The comparison to 'Reservoir Dogs' isn't incidental. It genuinely feels like writers Bryan and Garry Walsh (who also directs) sat down and said "Right. What if Reservoir Dogs happened in the Dublin countryside". It's shot and produced like a straight drama/thriller but the script is bursting with hilarious one liners, mostly from Dancer, and as the gang become increasingly paranoid and panic stricken their situation becomes increasingly funny, but the humour is subtle enough and downplayed that it never takes over.
As the film progresses and the night gets darker, a supernatural element enters the fray and we realise that something more sinister might be happening. Frankie and Dancer's night is about to get even weirder.
The production values aren't on par with 'Reservoir Dogs' and it doesn't share the sleek, cool factors that made that movie so memorable and iconic, but in all honestly they don't need to be. Nothing jumps out visually but the low budget didn't take me out of it at all and if anything it made the film more engaging because it felt authentic. There was a feeling that we were sorta in that house with these criminals living out this disaster as they were living it out too. The finale is a bit of a mess compared to the rest of the film. I think it's guilty of trying to get to the end too quickly and because of this some of the editing during these scenes isn't very good and leaves the big revelation feeling flat.
If you're Irish or just familiar with Irish people, you'll probably love this because you can recognise all the little nuances in the conversations between Frankie and Dancer. If you're not familiar with the language and dialect then you might struggle to find all the humour and therefore the film might not entirely land with you. It's hard not to like Frankie and Dancer even when they're both being bleedin' eejits and while the film has some blatantly obvious flaws, at just under 90 minutes it's still harmless entertainment.

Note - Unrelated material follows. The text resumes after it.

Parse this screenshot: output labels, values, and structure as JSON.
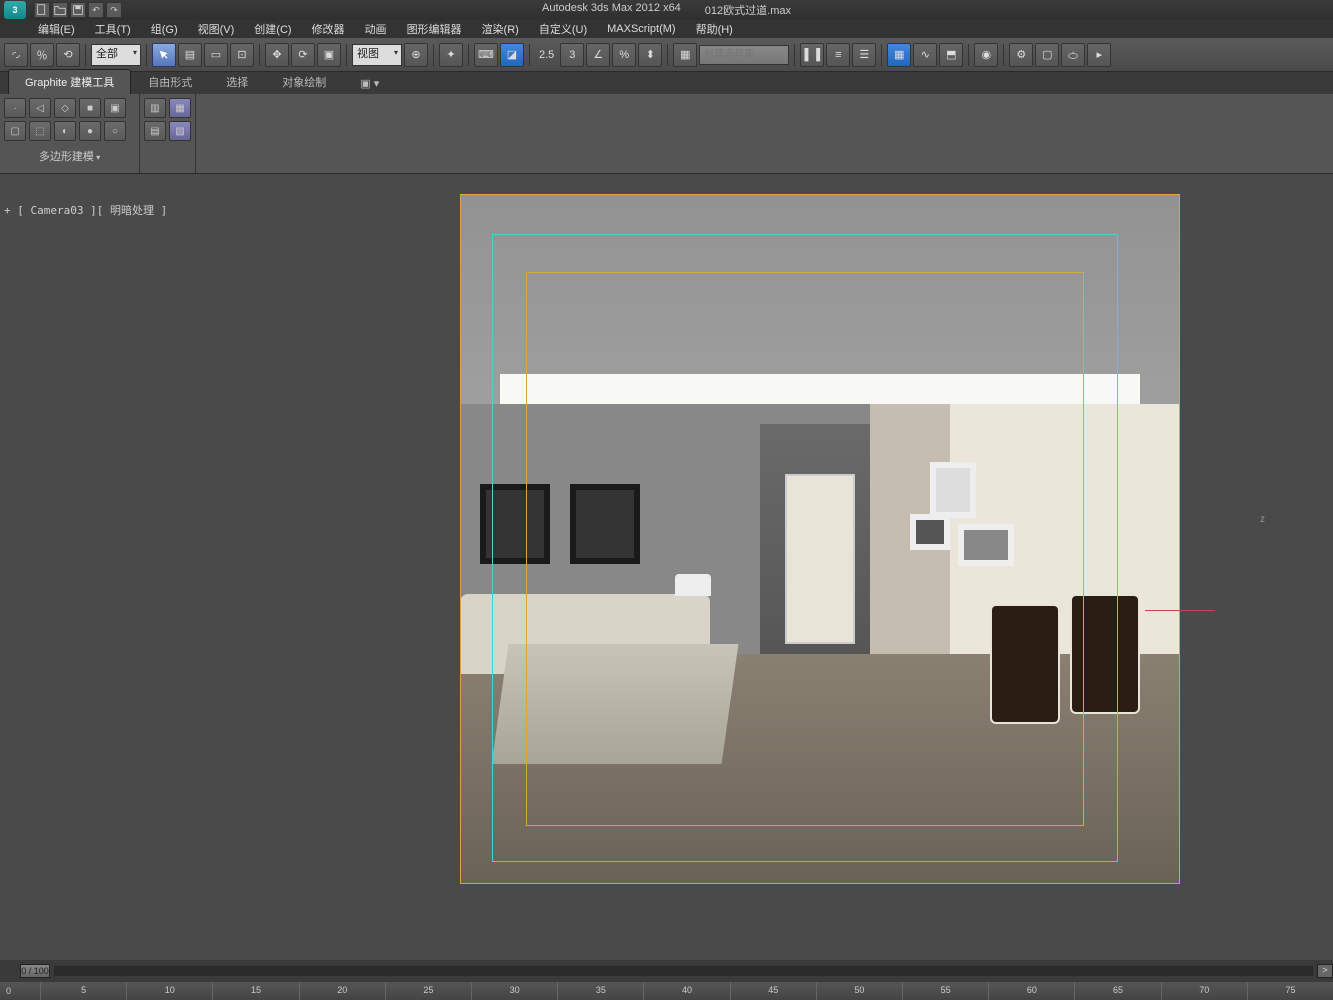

- Gavin Logan
'Wickedly Evil' is available on UK Digital from November 13th from 101 Films